The key to successful entrepreneurship teaching is to create opportunities for learners to fail

Sihle Magubane interviewed one of the leading experts in Entrepreneurial Leadership at African Leadership Academy- David Tait. He shared some insights on what a successful entrepreneurship education should look like:

Sihle Magubane: What’s the difference between teaching entrepreneurship and entrepreneurial thinking?

David Tait: There is, and there isn’t.  One helps the other. On the one hand, if you are teaching entrepreneurship you want to see learners evidence their application of entrepreneurial thinking through starting something. On the other hand, entrepreneurial thinking is a mindset and can be applied in various settings.  At the core, you want to get an understanding of how people have applied that type of thinking before and during their learning experience.

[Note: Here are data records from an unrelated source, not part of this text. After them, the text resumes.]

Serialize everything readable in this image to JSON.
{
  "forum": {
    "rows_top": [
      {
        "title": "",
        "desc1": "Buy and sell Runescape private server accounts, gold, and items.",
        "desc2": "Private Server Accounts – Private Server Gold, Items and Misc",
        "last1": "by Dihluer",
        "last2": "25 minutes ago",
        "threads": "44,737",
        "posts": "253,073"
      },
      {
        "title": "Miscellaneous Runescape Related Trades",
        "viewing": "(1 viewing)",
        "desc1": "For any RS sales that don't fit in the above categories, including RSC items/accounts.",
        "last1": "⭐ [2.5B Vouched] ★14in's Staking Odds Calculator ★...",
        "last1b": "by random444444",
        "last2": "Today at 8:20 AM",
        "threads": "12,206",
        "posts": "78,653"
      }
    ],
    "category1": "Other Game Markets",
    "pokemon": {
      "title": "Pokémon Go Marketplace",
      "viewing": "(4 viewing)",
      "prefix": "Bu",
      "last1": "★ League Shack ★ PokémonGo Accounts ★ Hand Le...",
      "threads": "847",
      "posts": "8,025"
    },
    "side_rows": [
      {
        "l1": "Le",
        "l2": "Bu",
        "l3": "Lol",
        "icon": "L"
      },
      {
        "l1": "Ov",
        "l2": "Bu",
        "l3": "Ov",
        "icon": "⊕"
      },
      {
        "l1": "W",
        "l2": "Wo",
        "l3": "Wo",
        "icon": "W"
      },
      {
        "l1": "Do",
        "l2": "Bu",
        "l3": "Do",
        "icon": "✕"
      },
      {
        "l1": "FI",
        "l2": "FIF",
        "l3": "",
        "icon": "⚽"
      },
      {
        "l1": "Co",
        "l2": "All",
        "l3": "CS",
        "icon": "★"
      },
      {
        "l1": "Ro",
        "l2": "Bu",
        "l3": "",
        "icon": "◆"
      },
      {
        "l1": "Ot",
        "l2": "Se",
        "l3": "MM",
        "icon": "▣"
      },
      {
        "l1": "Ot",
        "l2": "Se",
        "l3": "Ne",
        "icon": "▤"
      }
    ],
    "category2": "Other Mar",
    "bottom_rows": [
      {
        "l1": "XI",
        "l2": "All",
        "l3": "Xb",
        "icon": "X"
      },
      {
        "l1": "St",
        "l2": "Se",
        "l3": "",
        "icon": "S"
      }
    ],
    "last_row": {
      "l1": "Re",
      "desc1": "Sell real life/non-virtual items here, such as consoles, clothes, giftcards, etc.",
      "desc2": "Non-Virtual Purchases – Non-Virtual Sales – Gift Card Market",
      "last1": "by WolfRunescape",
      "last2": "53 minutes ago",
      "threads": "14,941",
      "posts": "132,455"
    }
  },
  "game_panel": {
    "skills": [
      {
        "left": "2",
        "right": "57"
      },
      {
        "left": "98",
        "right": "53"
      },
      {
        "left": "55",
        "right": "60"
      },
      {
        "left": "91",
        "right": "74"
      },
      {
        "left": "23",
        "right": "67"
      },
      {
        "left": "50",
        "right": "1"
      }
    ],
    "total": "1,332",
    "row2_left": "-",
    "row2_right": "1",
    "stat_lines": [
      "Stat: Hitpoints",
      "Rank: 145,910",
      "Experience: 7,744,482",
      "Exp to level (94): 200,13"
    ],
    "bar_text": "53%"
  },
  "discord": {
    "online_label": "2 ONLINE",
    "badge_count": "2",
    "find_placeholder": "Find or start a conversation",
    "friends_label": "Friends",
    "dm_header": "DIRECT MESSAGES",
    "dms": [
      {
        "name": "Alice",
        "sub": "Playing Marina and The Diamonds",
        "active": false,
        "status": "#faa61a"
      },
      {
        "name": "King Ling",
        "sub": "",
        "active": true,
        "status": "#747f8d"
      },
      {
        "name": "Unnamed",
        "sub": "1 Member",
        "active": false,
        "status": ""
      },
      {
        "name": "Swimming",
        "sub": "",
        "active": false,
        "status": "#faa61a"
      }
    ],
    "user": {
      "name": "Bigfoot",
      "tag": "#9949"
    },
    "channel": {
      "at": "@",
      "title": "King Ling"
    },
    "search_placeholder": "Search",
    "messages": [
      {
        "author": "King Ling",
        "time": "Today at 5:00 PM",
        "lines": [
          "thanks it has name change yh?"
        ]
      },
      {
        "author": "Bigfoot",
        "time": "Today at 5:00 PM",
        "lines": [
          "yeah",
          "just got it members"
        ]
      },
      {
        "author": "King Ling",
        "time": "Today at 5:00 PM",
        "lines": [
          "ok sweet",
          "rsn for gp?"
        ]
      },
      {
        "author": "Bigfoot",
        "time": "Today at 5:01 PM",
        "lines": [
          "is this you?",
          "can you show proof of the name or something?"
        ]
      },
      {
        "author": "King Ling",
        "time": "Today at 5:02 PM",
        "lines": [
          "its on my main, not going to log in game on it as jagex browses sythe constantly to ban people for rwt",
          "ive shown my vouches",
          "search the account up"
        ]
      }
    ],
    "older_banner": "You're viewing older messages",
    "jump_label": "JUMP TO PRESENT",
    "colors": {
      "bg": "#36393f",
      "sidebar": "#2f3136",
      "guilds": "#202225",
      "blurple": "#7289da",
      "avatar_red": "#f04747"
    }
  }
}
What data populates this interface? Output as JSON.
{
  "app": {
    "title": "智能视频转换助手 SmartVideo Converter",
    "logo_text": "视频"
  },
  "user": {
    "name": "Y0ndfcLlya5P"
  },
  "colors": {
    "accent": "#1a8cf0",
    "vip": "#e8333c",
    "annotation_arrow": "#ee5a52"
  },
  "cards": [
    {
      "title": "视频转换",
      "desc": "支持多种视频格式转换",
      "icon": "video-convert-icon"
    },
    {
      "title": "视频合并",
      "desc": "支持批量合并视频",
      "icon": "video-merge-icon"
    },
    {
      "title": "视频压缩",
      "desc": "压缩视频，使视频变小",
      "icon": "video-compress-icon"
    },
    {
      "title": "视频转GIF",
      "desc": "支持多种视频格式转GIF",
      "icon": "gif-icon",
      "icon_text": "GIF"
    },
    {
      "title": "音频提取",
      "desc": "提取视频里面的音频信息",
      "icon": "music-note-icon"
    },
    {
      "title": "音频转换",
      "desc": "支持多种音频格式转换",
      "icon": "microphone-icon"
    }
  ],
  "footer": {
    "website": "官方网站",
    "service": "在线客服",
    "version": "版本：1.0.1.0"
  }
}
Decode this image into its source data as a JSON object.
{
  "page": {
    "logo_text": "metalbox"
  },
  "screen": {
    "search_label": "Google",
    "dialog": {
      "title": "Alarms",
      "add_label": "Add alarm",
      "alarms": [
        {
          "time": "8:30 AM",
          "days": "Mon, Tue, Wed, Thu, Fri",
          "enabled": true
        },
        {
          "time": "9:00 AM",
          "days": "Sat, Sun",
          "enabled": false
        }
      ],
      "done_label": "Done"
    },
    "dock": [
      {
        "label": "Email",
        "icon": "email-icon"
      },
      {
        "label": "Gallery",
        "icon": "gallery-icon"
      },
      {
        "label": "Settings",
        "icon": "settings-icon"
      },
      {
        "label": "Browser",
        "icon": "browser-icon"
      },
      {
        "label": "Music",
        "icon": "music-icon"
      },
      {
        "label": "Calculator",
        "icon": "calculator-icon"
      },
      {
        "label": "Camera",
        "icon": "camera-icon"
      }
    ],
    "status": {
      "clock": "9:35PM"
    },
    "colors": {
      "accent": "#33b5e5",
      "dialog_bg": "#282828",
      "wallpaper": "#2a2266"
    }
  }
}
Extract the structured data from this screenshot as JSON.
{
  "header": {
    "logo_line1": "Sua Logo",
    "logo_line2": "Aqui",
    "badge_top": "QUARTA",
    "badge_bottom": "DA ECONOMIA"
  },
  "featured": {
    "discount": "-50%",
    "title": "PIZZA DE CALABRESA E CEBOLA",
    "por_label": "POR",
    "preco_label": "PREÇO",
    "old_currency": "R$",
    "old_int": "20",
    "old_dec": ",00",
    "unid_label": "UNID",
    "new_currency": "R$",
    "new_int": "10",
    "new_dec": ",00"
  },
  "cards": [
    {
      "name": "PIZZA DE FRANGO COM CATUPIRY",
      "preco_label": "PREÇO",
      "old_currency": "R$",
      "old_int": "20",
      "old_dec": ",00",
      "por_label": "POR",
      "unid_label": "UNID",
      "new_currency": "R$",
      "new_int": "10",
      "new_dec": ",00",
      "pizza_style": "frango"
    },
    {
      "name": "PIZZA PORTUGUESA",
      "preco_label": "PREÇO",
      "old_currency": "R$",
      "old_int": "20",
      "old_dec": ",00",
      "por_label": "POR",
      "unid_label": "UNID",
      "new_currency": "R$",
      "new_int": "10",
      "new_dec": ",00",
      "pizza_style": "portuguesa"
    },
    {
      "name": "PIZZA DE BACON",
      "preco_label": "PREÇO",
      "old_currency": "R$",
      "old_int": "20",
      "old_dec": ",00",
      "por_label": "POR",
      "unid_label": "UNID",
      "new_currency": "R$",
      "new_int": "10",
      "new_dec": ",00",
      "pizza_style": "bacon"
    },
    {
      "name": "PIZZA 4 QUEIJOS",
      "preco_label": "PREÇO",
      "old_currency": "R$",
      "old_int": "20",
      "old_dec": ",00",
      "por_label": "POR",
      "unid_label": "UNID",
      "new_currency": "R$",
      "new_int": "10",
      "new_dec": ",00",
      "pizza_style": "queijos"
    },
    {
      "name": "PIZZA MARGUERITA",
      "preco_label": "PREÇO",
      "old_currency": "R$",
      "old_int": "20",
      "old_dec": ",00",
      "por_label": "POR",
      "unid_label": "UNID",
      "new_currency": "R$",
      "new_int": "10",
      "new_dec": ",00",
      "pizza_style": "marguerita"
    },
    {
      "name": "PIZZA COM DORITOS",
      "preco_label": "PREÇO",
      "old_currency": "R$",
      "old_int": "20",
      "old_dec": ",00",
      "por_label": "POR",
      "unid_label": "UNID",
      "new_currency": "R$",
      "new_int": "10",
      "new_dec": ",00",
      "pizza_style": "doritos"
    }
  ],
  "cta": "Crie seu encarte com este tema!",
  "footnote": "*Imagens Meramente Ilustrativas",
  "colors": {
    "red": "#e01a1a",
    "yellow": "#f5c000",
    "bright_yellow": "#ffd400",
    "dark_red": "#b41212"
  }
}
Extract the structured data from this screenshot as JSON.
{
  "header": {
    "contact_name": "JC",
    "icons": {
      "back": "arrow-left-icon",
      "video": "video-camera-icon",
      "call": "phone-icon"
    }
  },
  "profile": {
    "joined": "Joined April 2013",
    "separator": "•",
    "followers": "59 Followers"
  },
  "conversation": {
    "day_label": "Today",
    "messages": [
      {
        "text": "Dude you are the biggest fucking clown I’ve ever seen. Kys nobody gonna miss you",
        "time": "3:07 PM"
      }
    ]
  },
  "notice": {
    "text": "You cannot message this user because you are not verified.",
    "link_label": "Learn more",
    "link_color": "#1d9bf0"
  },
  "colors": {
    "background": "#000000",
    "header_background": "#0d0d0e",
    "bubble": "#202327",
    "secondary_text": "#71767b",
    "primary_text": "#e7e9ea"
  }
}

SM: What outcomes, then are to be expected with such an education? And how do we measure them?

DT: You need evidence. There should be less talking and thinking about entrepreneurship, with more focus on action.

For the two different styles of teaching entrepreneurship, the assessment and measurements may be different.  If you are focusing on teaching entrepreneurship, the outcomes are more straightforward to measure. The evidence of this would be when a learner has a solid business model or business- alongside with the other entrepreneurial skills such as creativity, communicating for impact and other solid, tangible skills. The follow up to that when they have a venture are other tangibles such as jobs, revenue growth and others.

Entrepreneurial thinking becomes difficult to recognize when it’s happening, hence more difficult to measure.  It’s a big challenge that educators have to contend with. How do we know that it is happening? The educator can give an objective assessment on a scale to measure the level of entrepreneurial thinking happening with students.  For example, most students that come to African Leadership Academy would have already evidenced entrepreneurial thinking in some way, through their experiences in leadership positions, as an example, and a significant number did start something before they applied to the academy. Once they get to the academy, we then measure how they do in the school activities and evidence innovative problem solving.

SM:  What is the one thing that has to hold in order to teach entrepreneurship well?

DT: You need to set up a space where learners can feel safe about failing. Where they can take risks and fail. That is why the Student Enterprise Program exists at ALA. This program is where students run businesses in a way that mirrors the real world- they pitch for funding, pay rent and taxes and have to generate revenue (if for profit)  and are held accountable by a board made up of external experts.

Secondly, at such a young age, it is also a good time in anybody’s life to fail a lot more and try out new things.

Failing academic subjects is another matter as it is connected to grades, possible pressure from parents and schools. The traditional idea is that if you get good marks, you will land a good job. However, in the real world, companies are never hiring for any of that – they want problem solvers.  Entrepreneurs and intrapreneurs differ very little, characterized by a high appetite for taking risks. Taking risks creates a culture that almost celebrates failure.  From the way that companies have been run, it’s a complete change. Take Google for example, the company celebrates failure and even sometimes promotes people for risking big and failing.

The trick is how you get people used to failure is doing it in baby steps, providing positive feedback about their failure.

SM: As an educator, where do I start? What are some of the small things I can do  to introduce entrepreneurial thinking in my classroom?

DT: Think about different ways in which you can use the curriculum that is set for your subject. You can use a project based approach where you get learners to create a project, with specific deliverables around their learning (and this is where they can fail)

Of course this largely depends on the structure of your classroom, its easier to draw this link with subjects such as business studies and economics.

The third thing is that the program should not interfere with school and the need to get learners to complete the curriculum and get good grades.  Some of the more successful initiatives include entrepreneurship clubs where the school facilitates a market place where learners can create businesses and make revenue.

Dave Tait is the Head of Entrepreneurial Leadership at African Leadership Academy where he has been for 7 years. He has a diverse background including design and was also a chef. He enjoys cooking and gardening.